Songs. Bladder, Song about the Older Brother (v. 2), Bladder, Song about the Older Brother (v. 3), Buffalo Dance Songs, Clan Songs, Bear Clan, Clan Songs, Bear Clan, Song for Returning, Clan Songs, Bear Clan, Song for Starting Out, Clan Song, Bear Clan, Song of the Youngest, Clan Songs, Buffalo Clan, Clan Songs, Buffalo Clan, The Four Songs of Hojanoka, Clan Songs—Deer Clan, Clan Songs—Wolf Clan, Clan Songs—Wonáǧire Wąkšik Clan, The Crawfish's Song, Duck Song, Farewell Songs, The Four Services Songs, Grandfather Sparrow's Rain Songs, Grizzly Bear Songs, Hare's Song to Grasshopper, Hare's Song to the Wągepanįgera, Hare's Song to Wildcat, Hawk's Song, Heroka Songs, Holy Song, Holy Song II, Little Fox's Death Song, Little Fox's Death Song (for the Warpath), Little Fox's Tail Song, Love Song I (female), Love Song II (female), Love Song III (female), The Mouse Song, Nightspirit Songs, The Quail's Song, Redman's Song, Slow Song of the Heroka, Soldier Dance Songs, Song for Calling the Buffalo, Song from the Water, Song from the Water (King Bird), The Song of Bluehorn's Sister, Hočąk Text — The Song of Sun Caught in a Net, The Song of the Boy Transformed into a Robin, Song of the Frog to Hare, Song of the Thunder Nestlings, The Song of Trickster's Baby, Song to Earthmaker, The Song to the Elephant, The Sun's Song to Hare, Three Warrior Songs, Turtle's Call for a Warparty (v. 1), Turtle's Call for a Warparty (v. 2), Turtle's Four Death Dance Songs, Twins, Ghost's Song (v. 1), Twins, Ghost's Song (v. 2), Twins, Ghost's Song (The Two Brothers), Twins, the Songs of Ghost and Flesh, Twins, Song of the Father-in-Law, Victory Song, Wailing Song, Warrior Song about Mąčosepka, What a Turtle Sang in His Sleep, Wolf-Teasing Song of the Deer Spirits.
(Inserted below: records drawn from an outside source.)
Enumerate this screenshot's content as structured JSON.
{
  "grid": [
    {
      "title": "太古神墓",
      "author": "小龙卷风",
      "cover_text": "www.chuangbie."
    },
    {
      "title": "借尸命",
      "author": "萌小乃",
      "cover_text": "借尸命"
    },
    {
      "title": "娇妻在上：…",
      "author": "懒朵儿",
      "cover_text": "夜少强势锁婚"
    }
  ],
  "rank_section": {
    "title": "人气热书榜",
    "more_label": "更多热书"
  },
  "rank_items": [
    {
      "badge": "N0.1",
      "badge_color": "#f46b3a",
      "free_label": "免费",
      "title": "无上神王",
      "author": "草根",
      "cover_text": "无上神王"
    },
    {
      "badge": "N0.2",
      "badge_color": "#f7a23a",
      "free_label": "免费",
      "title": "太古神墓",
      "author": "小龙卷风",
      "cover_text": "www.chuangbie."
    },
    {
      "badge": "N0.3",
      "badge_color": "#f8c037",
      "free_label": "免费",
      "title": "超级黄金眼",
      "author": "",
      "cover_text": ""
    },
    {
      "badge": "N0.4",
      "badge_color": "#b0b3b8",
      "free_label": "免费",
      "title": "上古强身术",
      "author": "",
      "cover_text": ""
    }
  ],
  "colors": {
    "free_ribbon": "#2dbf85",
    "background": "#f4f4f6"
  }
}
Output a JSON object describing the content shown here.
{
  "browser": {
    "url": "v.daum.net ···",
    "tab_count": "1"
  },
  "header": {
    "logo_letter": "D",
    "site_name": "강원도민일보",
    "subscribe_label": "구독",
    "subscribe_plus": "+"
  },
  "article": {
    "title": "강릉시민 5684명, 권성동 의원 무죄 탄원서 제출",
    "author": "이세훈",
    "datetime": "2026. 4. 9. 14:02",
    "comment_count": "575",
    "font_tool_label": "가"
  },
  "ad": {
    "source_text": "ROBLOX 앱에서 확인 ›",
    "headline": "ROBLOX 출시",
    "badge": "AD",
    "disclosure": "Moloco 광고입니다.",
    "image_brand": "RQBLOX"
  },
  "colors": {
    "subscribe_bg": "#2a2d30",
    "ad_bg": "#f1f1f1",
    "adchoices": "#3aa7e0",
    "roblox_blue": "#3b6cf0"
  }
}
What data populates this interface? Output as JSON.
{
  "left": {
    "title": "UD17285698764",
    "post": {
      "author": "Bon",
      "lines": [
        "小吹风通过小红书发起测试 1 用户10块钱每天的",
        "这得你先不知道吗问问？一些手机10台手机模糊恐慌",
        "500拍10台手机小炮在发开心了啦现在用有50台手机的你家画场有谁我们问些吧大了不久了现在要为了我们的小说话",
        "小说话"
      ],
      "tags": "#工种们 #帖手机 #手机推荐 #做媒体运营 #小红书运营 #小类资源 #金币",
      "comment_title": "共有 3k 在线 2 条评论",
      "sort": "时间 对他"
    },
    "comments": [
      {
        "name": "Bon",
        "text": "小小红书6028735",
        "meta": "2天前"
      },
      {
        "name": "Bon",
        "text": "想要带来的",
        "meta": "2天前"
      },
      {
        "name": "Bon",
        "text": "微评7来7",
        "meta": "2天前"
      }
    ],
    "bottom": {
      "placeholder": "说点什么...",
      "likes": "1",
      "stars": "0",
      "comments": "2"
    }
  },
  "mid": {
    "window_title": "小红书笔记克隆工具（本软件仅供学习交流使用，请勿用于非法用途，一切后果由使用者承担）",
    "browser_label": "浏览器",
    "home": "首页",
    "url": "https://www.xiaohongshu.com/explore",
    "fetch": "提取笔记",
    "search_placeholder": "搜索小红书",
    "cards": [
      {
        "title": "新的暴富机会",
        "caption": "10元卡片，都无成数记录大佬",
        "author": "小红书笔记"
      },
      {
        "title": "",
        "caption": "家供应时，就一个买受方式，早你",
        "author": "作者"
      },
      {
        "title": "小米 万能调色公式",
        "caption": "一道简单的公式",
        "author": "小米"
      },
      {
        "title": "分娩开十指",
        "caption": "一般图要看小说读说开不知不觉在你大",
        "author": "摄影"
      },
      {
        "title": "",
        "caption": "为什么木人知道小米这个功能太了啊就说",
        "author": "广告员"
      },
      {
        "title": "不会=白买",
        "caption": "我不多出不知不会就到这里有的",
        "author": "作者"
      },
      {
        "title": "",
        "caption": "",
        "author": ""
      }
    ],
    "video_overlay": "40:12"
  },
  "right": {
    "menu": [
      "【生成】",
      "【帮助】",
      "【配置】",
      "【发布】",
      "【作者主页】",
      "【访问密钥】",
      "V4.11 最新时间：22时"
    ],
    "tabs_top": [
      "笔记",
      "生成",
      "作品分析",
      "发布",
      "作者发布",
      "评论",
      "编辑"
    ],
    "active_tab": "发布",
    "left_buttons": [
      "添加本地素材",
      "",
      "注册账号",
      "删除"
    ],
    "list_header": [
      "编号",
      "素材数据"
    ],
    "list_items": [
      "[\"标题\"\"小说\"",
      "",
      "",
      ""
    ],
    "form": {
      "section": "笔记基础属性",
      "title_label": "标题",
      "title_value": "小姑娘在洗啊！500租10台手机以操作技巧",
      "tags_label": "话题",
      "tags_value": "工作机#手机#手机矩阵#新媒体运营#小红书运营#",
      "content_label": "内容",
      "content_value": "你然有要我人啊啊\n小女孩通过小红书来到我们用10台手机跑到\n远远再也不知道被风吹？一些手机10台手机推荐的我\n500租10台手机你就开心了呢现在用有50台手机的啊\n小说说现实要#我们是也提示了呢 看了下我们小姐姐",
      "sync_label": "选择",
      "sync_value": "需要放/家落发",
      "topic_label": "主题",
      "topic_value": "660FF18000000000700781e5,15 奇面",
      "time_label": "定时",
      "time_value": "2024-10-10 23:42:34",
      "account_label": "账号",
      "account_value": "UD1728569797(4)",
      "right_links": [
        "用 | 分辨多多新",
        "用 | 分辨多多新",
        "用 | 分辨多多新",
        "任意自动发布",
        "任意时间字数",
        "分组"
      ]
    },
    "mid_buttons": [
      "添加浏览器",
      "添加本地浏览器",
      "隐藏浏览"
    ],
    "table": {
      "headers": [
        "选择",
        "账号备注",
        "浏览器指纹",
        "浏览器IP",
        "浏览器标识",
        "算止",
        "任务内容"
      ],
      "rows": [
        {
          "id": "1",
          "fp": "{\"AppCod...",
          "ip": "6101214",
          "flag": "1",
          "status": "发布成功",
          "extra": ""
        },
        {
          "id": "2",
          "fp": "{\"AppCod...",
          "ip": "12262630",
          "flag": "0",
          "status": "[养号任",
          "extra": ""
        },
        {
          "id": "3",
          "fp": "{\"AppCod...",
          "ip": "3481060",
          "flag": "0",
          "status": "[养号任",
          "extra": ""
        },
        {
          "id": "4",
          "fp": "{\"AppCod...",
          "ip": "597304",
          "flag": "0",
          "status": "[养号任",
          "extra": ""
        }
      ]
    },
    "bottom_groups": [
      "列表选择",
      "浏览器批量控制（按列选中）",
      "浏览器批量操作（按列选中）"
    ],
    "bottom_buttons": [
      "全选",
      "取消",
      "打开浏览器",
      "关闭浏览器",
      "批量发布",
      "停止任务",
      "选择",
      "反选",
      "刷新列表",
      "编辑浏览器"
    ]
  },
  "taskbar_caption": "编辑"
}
Songs in the McKern collection: Waking Songs (27, 55, 56, 57, 58) War Song: The Black Grizzly (312), War Song: Dream Song (312), War Song: White Cloud (313), James’ Horse (313), Little Priest Songs (309), Little Priest's Song (316), Chipmunk Game Song (73), Patriotic Songs from World War I (105, 106, 175), Grave Site Song: "Coming Down the Path" (45), Songs of the Stick Ceremony (53).


Notes

[1] Charlotte Heth and Thomas Vennum, Jr. in the liner notes to the CD recording, "American Warriors: Songs for Indian Veterans," Ryko Productions, RCD 10370 (1995 ?).